We must encourage land use patterns which reduce the need for motorised travel and minimise the amount of public space allocated to cars. In particular, we must discourage the further development of extensive, low-density urban forms. The European city offers the possibility of a modern urban lifestyle with fewer cars and more open space for ecological and public use.
Cities should ensure the provision of a range of efficient, reliable and well-publicised mobility services which together offer citizens a real alternative to private cars. Such services include, for example, public transport, StattAuto and other kinds of car-sharing, improved facilities for cyclists and pedestrians and home delivery services.
By reducing road congestion and the number of vehicles parked in central locations, public and shared transport, cycling and walking can offer both more efficient use of land and savings of time and money.
Change requires consensus amongst the citizens, and this in turn requires enhanced community participation as cities develop their approaches to sustainable mobility. We must all become more sensitive to the impacts of traffic. The rights of children, other vulnerable road users and all residents near arterial roads should be emphasised in the dialogue between local authorities, their citizens and all other stakeholder.
The price of motorised personal and freight transport should include all external costs. The definition of external costs must be broadened to include all environmental impacts such as land take, air pollution and noise. The environmentally friendly means of transport will thus become more attractive in comparison to the car and lorry under market conditions.
Business and commerce must play their part in shifting transport to environmentally friendly modes and, in the longer term, in developing structures of production and distribution which will reduce transport demand.
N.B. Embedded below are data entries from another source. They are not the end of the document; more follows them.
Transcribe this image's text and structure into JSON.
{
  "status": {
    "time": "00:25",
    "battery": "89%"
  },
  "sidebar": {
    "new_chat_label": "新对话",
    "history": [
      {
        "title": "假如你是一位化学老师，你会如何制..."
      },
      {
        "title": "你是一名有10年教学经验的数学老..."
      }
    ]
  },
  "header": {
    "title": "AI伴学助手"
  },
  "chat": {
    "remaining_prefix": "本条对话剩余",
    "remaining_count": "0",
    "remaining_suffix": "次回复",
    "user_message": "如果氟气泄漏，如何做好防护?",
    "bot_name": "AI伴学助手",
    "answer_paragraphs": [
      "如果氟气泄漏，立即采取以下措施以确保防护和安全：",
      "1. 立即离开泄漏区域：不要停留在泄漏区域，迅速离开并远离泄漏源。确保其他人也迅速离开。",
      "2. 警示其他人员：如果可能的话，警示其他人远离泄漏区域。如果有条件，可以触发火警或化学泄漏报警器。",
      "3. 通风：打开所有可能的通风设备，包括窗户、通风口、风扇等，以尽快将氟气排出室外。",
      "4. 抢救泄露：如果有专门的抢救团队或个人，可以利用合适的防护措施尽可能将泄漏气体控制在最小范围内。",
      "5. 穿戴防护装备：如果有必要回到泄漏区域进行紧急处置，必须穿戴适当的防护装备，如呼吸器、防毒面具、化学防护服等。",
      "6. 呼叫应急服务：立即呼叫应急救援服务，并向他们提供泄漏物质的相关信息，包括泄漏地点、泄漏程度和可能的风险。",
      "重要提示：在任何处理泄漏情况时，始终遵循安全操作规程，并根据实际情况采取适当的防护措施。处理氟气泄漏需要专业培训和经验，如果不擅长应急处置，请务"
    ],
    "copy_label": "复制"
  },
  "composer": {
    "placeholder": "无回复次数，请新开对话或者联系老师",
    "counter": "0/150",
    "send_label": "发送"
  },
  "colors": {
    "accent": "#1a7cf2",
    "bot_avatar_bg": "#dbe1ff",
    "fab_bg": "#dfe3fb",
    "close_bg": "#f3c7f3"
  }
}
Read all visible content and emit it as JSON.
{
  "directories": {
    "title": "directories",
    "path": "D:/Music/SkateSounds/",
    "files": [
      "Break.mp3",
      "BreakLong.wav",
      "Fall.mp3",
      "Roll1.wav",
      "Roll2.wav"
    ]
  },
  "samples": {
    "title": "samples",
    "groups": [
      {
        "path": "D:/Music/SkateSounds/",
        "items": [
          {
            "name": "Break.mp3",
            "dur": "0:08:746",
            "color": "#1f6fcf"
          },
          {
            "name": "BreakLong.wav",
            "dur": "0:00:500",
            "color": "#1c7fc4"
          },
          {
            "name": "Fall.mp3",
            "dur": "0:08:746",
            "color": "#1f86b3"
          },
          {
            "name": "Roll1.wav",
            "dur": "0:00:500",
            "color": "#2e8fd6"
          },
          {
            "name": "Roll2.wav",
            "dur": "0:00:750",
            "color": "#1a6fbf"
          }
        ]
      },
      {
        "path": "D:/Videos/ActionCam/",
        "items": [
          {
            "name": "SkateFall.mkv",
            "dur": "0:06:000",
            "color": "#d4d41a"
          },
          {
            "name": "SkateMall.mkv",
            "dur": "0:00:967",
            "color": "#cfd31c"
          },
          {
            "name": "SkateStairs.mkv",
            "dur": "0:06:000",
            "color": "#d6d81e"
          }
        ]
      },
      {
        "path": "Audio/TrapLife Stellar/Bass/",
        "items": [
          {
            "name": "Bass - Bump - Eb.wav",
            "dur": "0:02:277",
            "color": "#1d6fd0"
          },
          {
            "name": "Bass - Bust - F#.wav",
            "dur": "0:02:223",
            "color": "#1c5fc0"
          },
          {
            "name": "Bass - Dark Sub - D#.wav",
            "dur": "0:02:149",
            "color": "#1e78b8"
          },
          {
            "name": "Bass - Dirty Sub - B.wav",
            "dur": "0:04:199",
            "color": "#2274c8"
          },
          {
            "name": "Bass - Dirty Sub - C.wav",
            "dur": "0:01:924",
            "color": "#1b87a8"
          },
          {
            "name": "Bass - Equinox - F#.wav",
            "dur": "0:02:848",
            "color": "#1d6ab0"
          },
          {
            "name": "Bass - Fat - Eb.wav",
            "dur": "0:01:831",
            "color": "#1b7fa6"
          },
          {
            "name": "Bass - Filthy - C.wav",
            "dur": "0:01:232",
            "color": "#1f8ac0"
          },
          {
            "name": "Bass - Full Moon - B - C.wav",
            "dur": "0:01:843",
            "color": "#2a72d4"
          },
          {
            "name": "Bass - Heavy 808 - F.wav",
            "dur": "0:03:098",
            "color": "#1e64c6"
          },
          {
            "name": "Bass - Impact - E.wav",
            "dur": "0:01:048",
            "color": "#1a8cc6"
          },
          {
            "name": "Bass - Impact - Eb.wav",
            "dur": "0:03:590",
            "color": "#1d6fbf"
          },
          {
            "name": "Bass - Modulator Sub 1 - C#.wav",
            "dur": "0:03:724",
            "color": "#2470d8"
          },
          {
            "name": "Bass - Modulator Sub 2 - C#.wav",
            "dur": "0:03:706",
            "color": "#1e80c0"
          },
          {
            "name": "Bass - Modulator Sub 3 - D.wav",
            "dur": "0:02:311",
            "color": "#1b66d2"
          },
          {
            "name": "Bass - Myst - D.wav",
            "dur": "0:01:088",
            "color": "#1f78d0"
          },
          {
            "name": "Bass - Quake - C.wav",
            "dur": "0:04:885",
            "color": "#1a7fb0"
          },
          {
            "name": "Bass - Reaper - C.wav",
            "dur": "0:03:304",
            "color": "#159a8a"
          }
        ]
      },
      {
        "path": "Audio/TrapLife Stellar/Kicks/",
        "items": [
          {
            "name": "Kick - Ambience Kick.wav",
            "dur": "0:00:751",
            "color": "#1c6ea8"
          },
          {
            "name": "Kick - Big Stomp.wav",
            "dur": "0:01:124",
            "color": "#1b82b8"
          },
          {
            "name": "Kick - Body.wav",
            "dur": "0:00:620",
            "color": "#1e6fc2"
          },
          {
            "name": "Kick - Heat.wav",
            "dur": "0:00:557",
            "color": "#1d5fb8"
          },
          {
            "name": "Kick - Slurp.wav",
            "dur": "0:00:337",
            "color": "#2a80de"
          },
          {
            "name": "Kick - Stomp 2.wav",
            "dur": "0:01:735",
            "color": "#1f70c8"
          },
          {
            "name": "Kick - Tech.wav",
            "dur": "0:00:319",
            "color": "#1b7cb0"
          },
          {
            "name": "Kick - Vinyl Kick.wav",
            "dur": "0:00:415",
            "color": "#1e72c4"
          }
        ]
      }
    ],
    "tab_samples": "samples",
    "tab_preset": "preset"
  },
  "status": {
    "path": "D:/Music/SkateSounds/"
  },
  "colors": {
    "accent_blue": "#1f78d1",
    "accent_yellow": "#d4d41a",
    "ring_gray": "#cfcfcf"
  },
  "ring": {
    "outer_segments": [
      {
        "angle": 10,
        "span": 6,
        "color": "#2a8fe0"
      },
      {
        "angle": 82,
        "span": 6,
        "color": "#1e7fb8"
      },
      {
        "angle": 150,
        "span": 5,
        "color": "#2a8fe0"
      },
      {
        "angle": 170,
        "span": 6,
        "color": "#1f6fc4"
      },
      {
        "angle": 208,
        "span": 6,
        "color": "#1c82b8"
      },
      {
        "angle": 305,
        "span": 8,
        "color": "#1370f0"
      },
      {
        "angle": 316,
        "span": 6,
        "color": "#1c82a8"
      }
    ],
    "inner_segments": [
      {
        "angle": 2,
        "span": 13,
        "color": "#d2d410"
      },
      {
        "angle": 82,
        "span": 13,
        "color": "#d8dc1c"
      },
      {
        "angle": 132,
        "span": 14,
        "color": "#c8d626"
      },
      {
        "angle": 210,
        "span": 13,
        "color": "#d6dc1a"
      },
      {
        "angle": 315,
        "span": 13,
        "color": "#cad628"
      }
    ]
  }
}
Traffic problems cannot be solved by the cities alone, nor by the regions. We must achieve a consistent approach at all levels of government, as well as integration between sectors within each governmental tier. Tackling traffic problems must be a high political and economic priority for national governments. National governments must provide frameworks within which cities can act.
5. The Car Free Cities network welcomes the increasing focus on urban mobility and accessibility problems at European level. In particular we welcome the Green Paper on the Citizensí Network and the Green Paper on the Internalisation of External Costs.
The European institutions have an important role in regulation, setting policy frameworks, encouraging the exchange of good practice and providing financial support for environmentally friendly transport and technological innovation. By these means the EU institutions can support the cities and their citizens as they strive for better urban quality.
The Car Free Cities network is an important tool for promoting the goals of environmentally friendly and socially oriented mobility. We call for:
the exchange of experience and the co-operation of cities in projects which can demonstrate strategies for reducing dependence upon environmentally-damaging motorised transport.
cities to co-operate with EU-institutions. Cities are centres of innovation and partners in implementing European, national and regional initiatives. They play a key role in ensuring that obligations under international agreements are met.
the involvement of elected representatives at all levels of government in the activities of the network.
7. We must move towards a society respecting environmental limits. All decision-makers at the local, regional, national and European levels are urged to play their part in changing our culture of mobility!